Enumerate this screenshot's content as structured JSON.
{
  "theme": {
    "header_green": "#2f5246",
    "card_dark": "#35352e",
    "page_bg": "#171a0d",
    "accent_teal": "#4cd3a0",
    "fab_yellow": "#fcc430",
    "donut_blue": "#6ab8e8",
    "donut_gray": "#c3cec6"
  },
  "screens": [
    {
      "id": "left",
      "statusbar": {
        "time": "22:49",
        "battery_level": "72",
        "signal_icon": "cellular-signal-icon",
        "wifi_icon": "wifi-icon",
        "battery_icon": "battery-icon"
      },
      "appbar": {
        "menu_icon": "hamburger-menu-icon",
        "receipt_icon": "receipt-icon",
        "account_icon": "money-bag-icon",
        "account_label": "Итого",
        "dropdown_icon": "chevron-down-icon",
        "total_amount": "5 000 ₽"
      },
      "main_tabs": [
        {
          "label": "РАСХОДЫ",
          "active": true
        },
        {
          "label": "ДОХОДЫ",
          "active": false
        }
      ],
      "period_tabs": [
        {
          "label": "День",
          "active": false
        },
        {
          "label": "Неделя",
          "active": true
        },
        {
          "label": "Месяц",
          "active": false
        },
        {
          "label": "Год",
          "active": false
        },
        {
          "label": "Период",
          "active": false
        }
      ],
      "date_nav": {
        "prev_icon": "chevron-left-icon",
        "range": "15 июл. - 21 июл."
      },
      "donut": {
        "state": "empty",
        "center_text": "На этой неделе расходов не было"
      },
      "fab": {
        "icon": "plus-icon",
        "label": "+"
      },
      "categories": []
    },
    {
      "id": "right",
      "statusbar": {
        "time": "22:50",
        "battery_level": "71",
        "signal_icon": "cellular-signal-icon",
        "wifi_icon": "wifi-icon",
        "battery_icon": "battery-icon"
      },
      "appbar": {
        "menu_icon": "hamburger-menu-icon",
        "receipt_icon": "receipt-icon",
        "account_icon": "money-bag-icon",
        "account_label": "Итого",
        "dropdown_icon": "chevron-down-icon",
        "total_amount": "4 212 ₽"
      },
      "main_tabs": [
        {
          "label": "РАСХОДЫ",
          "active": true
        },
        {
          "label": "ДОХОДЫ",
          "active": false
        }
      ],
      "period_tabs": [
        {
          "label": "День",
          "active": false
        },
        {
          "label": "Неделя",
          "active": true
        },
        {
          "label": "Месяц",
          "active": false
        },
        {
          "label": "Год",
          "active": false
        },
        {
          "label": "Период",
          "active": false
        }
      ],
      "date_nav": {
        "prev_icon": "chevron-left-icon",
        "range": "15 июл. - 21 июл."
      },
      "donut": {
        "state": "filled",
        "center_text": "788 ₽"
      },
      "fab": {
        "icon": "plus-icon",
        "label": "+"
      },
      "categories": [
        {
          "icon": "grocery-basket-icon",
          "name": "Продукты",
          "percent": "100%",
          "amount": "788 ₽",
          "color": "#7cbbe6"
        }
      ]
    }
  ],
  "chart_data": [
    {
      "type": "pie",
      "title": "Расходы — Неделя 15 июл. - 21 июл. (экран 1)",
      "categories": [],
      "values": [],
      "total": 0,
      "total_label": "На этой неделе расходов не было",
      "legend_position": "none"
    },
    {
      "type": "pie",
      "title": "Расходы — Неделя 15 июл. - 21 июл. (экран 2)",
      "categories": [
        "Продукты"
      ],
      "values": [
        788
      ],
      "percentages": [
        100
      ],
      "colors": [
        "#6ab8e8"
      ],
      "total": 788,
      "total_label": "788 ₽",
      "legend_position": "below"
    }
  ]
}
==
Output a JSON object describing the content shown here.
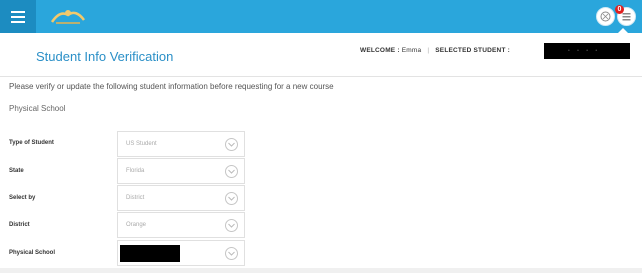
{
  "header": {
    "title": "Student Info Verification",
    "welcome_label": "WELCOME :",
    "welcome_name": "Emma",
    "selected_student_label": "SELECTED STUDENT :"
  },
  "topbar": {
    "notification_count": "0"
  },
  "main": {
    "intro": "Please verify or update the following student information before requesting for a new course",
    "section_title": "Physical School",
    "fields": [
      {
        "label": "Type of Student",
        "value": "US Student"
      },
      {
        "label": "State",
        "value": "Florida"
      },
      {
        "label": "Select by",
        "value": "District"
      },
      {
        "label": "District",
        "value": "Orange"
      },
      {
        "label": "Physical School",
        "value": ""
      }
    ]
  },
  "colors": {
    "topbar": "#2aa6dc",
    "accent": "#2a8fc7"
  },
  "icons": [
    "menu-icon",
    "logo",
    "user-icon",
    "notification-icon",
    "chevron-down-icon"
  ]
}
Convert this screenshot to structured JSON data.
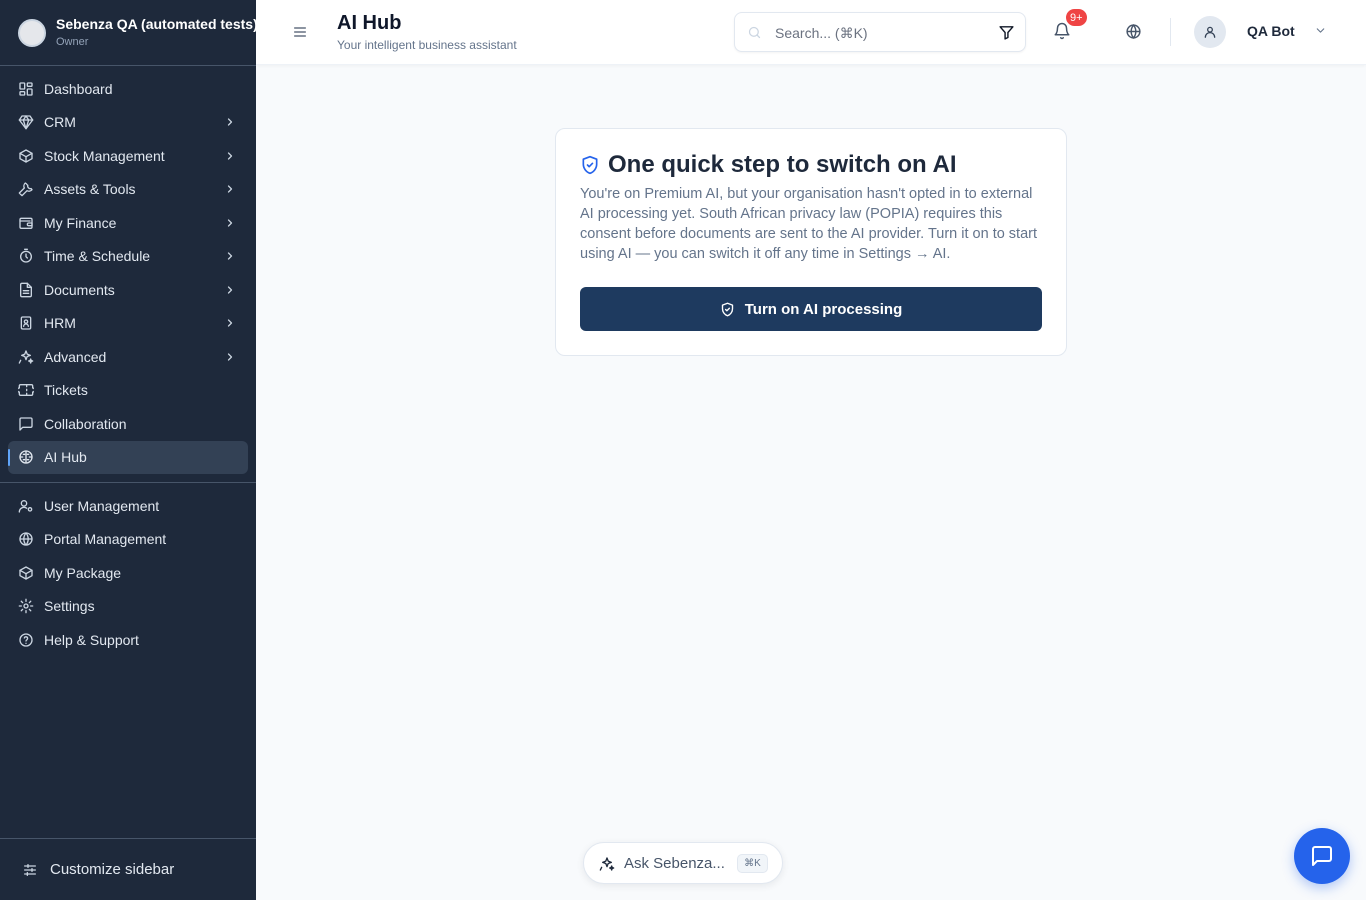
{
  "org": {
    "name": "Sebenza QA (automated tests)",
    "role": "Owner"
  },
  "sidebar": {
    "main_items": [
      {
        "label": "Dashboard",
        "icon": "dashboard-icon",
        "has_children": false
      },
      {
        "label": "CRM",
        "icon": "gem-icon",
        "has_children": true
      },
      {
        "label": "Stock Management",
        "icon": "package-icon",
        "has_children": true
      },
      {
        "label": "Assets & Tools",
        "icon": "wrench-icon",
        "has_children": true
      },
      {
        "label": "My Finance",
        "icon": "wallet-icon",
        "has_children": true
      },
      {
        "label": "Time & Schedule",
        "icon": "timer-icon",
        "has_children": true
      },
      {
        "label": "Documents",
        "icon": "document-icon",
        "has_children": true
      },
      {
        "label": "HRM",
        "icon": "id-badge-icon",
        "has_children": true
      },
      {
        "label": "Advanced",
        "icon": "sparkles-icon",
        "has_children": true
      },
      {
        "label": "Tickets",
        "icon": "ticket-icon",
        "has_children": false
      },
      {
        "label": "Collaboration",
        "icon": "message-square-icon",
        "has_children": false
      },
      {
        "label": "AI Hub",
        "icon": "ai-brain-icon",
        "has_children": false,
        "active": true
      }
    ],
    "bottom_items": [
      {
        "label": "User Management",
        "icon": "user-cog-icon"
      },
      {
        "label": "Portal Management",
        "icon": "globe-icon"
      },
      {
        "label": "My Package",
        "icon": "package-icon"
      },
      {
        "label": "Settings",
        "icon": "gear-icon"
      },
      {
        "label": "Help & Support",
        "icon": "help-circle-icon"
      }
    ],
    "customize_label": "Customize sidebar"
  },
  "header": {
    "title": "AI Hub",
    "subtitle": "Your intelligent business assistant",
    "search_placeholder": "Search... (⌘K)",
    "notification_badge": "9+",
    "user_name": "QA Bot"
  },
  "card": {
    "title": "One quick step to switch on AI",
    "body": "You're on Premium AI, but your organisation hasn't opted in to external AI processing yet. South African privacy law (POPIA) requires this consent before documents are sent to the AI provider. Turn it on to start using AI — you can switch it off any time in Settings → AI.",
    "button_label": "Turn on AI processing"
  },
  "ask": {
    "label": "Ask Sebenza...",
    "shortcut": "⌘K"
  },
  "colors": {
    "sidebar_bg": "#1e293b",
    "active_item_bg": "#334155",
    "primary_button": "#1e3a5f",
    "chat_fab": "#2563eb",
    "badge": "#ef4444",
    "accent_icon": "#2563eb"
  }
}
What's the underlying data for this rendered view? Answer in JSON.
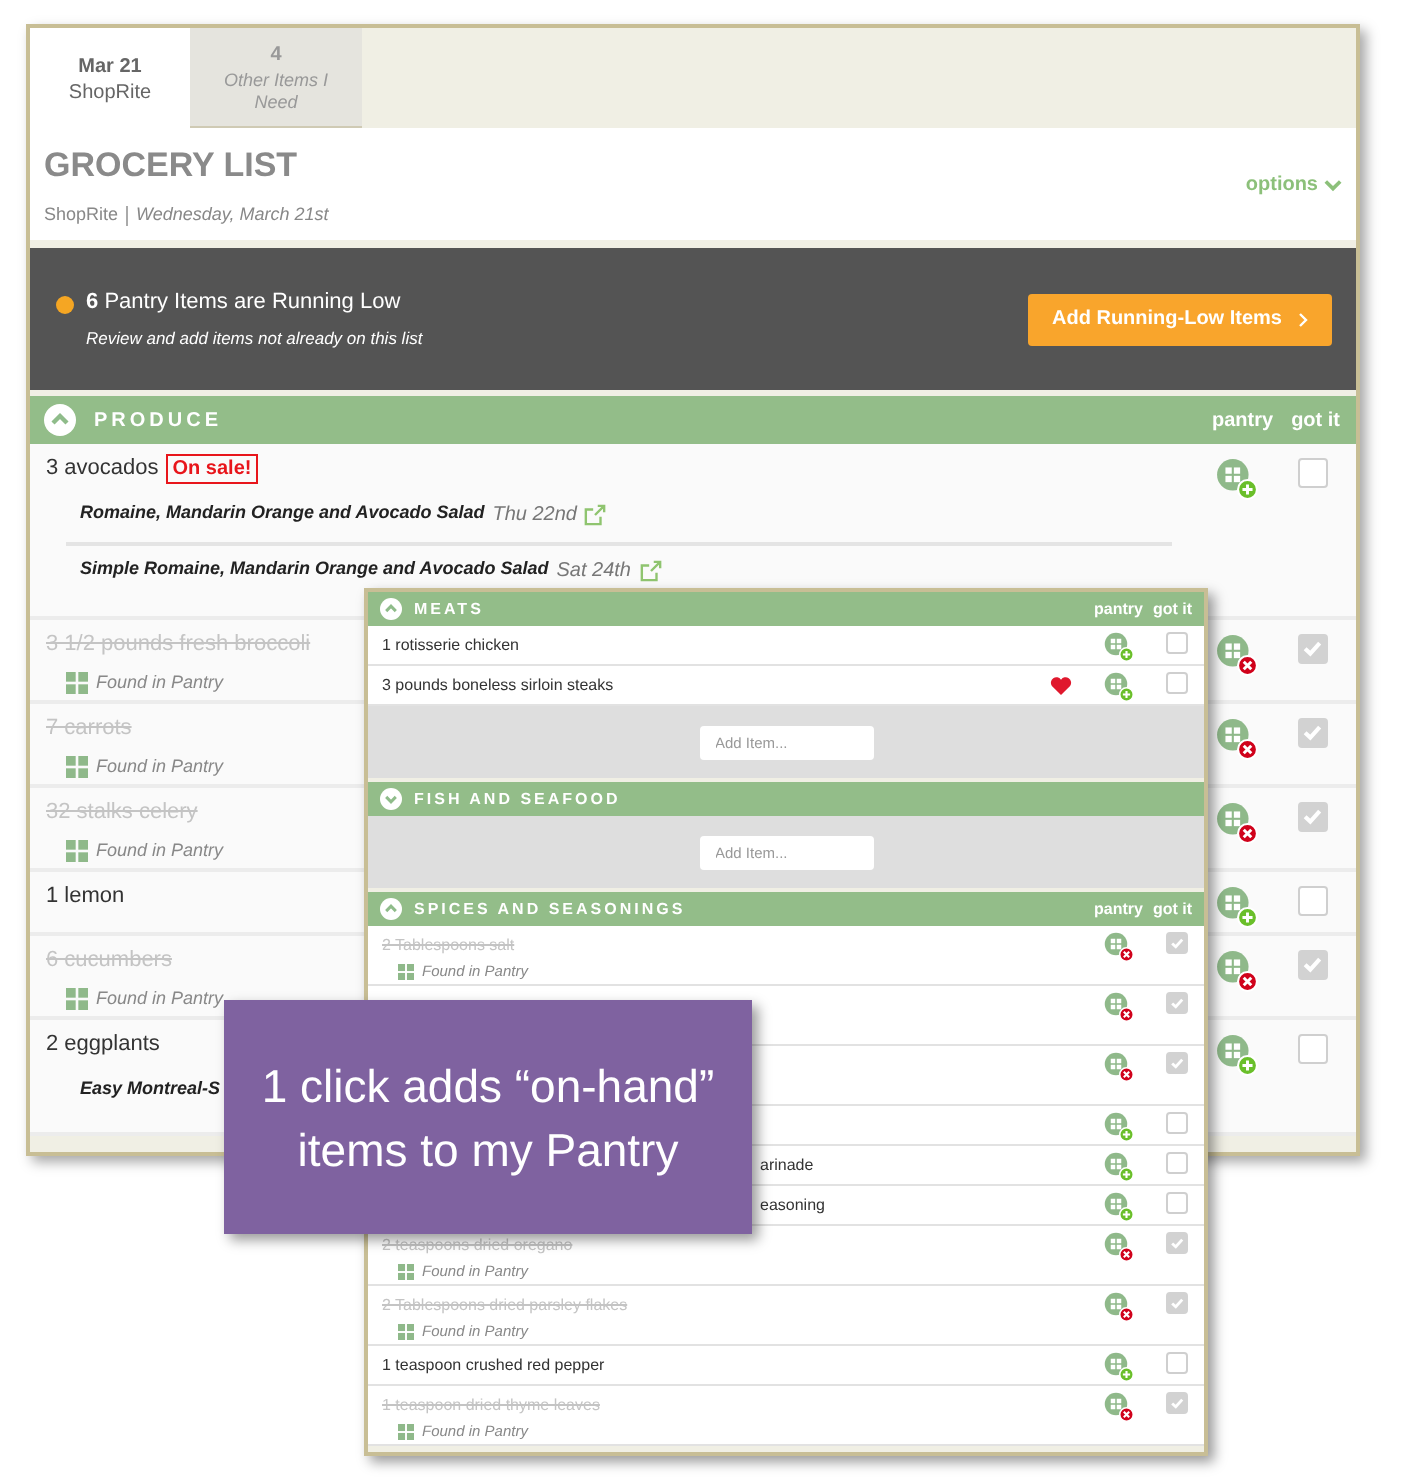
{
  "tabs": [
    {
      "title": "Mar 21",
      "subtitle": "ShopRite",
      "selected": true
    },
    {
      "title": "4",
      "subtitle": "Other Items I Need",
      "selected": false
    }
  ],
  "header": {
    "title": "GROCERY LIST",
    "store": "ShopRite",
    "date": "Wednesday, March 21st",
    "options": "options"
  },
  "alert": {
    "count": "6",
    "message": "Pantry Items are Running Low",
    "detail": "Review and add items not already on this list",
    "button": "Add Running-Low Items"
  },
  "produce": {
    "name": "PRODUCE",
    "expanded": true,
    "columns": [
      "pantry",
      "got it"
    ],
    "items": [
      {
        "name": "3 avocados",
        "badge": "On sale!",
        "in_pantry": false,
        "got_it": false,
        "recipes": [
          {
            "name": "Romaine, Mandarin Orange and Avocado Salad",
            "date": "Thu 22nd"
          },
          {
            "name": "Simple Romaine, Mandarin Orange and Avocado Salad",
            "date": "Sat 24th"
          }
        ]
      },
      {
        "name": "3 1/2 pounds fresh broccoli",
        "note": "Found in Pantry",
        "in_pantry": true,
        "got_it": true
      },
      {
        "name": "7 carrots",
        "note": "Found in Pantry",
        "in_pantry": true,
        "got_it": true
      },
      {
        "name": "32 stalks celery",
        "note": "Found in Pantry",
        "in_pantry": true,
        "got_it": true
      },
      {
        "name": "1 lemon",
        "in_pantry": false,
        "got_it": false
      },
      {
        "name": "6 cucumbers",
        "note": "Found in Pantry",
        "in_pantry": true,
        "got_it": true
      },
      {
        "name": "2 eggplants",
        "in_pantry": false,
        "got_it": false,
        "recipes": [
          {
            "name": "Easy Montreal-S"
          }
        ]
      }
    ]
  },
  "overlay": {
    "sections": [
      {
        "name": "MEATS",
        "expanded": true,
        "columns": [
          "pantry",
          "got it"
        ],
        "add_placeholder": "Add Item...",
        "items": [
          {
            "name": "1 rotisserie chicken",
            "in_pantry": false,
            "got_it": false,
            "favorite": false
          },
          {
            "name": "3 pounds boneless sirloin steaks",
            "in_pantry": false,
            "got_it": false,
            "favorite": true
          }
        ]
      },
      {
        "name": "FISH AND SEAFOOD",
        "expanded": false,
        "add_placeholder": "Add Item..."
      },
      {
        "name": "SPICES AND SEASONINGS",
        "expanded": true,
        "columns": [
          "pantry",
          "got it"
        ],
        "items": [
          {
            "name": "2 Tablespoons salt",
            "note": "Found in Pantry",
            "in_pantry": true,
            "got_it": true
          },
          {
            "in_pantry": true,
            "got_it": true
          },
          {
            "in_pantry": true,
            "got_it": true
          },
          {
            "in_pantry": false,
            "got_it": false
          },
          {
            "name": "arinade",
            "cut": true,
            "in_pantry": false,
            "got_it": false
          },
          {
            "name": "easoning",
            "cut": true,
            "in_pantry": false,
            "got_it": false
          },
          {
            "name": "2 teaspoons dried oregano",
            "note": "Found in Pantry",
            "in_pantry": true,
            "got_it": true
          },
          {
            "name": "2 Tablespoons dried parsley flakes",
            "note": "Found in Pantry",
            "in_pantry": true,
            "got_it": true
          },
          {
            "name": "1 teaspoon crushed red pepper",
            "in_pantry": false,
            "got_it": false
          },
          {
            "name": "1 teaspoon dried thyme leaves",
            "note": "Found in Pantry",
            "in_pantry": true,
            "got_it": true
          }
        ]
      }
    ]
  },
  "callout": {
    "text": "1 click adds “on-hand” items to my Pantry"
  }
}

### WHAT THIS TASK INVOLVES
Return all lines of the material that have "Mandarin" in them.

### TASK RESULT
            "name": "Romaine, Mandarin Orange and Avocado Salad",
            "name": "Simple Romaine, Mandarin Orange and Avocado Salad",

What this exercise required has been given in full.